Last week, after a federal jury of 12 was hopelessly deadlocked, the bribery case against Senator Robert Menendez was declared a mistrial by a Newark judge.
To the great dismay of federal prosecutors, for now the New Jersey Democrat will avoid both prison and losing his seat on the Senate.
Just before 1 p.m. on Thursday, November 16, Judge William Walls said, “I find you are unable to reach a verdict and that further deliberations are futile. There is no alternative but to declare a mistrial.”
A spokesman for the Washington, DC office in charge of the case wouldn’t comment on whether the Department of Justice would be exercising it right to retry the case. The spokesman did say, “The department will carefully consider next steps in this important matter and report to the court at the appropriate time.”.
Some members of the jury said that the prosecution’s case was too weak for a conviction.
A 49-year-old equipment operator from Roxbury, NJ, who was a juror, Ed Norris, told The Post that 10 out of the 12 people on the jury wanted to acquit the senator on all counts due to the prosecution’s lack of a “smoking gun,” as well as most of the evidence being circumstantial.

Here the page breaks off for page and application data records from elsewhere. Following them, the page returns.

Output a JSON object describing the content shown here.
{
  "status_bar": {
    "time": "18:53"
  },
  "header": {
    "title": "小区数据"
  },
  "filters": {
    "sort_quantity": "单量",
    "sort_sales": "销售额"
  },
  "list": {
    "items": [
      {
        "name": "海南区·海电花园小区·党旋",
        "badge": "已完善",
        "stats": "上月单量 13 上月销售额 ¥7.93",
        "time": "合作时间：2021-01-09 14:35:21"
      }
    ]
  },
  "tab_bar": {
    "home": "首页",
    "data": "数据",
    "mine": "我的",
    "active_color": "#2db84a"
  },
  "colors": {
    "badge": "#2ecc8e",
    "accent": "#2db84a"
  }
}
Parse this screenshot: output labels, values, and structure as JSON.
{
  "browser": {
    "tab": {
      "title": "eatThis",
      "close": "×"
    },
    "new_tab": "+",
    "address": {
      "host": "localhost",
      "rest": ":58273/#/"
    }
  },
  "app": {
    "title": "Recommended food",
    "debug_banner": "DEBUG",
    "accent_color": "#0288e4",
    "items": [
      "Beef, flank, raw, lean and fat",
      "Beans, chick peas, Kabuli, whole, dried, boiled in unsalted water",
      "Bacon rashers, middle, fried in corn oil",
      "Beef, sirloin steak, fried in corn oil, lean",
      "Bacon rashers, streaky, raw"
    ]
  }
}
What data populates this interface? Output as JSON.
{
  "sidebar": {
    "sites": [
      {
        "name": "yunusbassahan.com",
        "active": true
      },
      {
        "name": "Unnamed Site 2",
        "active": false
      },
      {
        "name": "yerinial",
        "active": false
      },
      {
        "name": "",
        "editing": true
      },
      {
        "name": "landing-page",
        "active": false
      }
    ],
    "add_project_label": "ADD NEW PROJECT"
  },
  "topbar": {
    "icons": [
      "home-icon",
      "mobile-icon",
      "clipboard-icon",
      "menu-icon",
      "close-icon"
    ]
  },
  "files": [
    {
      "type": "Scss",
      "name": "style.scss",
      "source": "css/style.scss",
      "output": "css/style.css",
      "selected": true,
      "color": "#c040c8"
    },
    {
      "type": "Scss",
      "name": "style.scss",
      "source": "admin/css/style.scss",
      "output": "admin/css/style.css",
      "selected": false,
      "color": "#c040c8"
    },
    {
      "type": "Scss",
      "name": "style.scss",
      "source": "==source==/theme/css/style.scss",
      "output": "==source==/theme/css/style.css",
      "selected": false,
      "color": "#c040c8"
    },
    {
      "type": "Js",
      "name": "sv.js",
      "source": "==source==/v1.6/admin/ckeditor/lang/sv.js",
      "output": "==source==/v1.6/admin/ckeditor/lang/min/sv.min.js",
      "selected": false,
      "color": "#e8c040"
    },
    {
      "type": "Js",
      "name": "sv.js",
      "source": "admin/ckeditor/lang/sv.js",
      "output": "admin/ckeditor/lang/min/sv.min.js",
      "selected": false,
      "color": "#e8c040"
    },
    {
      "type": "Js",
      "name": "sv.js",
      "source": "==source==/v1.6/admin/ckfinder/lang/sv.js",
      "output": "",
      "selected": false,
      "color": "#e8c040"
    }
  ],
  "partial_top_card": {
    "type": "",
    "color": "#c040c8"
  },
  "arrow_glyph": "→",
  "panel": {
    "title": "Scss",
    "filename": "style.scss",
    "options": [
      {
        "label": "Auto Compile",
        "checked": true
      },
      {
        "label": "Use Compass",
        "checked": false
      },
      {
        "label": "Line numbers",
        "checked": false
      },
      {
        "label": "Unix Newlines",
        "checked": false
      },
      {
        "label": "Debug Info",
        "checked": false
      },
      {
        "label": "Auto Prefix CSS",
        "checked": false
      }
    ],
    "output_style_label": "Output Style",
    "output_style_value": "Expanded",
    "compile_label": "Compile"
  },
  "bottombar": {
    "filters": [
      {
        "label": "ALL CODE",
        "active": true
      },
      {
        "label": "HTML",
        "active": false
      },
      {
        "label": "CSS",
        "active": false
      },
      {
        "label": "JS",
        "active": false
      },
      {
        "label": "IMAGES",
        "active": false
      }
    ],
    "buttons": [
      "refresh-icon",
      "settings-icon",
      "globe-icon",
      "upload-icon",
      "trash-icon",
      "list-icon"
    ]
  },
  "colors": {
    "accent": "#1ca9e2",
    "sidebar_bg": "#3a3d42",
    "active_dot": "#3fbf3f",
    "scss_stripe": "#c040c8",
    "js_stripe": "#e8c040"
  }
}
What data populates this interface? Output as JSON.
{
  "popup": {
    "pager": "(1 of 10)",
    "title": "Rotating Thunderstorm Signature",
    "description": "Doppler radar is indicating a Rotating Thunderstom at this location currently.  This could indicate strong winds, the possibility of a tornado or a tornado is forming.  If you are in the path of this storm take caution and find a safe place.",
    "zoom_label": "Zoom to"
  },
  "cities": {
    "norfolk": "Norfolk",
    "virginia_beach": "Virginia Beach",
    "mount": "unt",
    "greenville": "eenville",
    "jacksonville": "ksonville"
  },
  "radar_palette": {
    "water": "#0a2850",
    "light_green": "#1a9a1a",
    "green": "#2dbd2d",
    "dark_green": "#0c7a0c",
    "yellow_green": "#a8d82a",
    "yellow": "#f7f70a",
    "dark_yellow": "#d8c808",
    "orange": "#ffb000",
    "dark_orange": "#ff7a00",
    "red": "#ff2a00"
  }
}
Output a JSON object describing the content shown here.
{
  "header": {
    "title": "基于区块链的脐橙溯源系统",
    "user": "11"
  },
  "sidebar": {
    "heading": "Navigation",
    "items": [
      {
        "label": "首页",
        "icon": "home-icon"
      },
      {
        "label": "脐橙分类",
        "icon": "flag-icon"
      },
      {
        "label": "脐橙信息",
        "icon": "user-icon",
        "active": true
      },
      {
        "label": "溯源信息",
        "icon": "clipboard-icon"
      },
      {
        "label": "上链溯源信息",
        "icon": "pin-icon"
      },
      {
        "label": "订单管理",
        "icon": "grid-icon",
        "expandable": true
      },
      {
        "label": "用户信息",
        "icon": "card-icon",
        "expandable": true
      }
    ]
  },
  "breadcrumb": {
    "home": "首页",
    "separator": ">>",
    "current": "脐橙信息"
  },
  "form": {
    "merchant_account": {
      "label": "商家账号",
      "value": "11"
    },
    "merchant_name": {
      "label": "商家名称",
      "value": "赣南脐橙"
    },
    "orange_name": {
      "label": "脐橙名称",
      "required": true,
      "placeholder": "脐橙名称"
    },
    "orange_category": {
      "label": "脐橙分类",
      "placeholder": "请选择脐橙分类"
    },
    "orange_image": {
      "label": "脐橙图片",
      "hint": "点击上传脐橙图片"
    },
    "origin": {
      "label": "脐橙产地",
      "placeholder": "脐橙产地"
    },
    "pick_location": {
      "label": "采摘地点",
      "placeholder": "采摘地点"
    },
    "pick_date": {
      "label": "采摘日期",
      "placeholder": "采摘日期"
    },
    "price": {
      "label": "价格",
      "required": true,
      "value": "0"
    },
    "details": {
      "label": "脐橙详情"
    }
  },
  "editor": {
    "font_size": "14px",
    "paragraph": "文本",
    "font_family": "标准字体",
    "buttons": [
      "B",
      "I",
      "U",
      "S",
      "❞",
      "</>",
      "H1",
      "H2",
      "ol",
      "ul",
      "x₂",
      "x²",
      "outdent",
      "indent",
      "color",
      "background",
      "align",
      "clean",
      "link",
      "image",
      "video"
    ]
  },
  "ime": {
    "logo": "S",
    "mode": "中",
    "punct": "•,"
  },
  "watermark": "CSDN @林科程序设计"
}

On his way leaving the court on Thursday, Norris told reporters, “I thought he was not guilty. I don’t think the government proved it. There is no smoking gun in this case.”
The 63-year-old Menendez gave an emotional speech outside the courthouse. He thanked his supporters who testified on his behalf, including fellow Sens. Cory Booker (D-NJ) and Lindsey Graham (R-SC). Then he warned those against him and accused the feds of being racist.
Menendez said, “To those who were digging my political grave so they could jump into my seat, I know who you are and I won’t forget you. Certain elements of the FBI and of our state cannot understand, or even worse, accept that the Latino kid from Union City and Hudson County can grow up to be a United States senator and be honest.”
According to The Post, “Prosecutors spent weeks trying to prove Menendez accepted lavish bribes — including all-expense-paid vacations and private flights — from his co-defendant Salomon Melgen. In exchange, they argued Menendez used the power of his office to advocate for Melgen, including securing visas for Melgen’s young girlfriends and helping the doctor with an $8.9 million billing dispute with Medicare. Defense lawyers argued the gifts and favors were the result of the men’s 20-year friendship, not bribery. It was an argument that resonated with some jurors, including Norris.”
Outside of court, Norris said, “I totally thought they were friends. Longtime friends.”
The jury began its deliberations for the first time on November 6, after a two-month long trial. On Monday, November 13, the jurors were told to start anew after an alternate came to replace Arroyo-Maultsby.
By Mark Snyder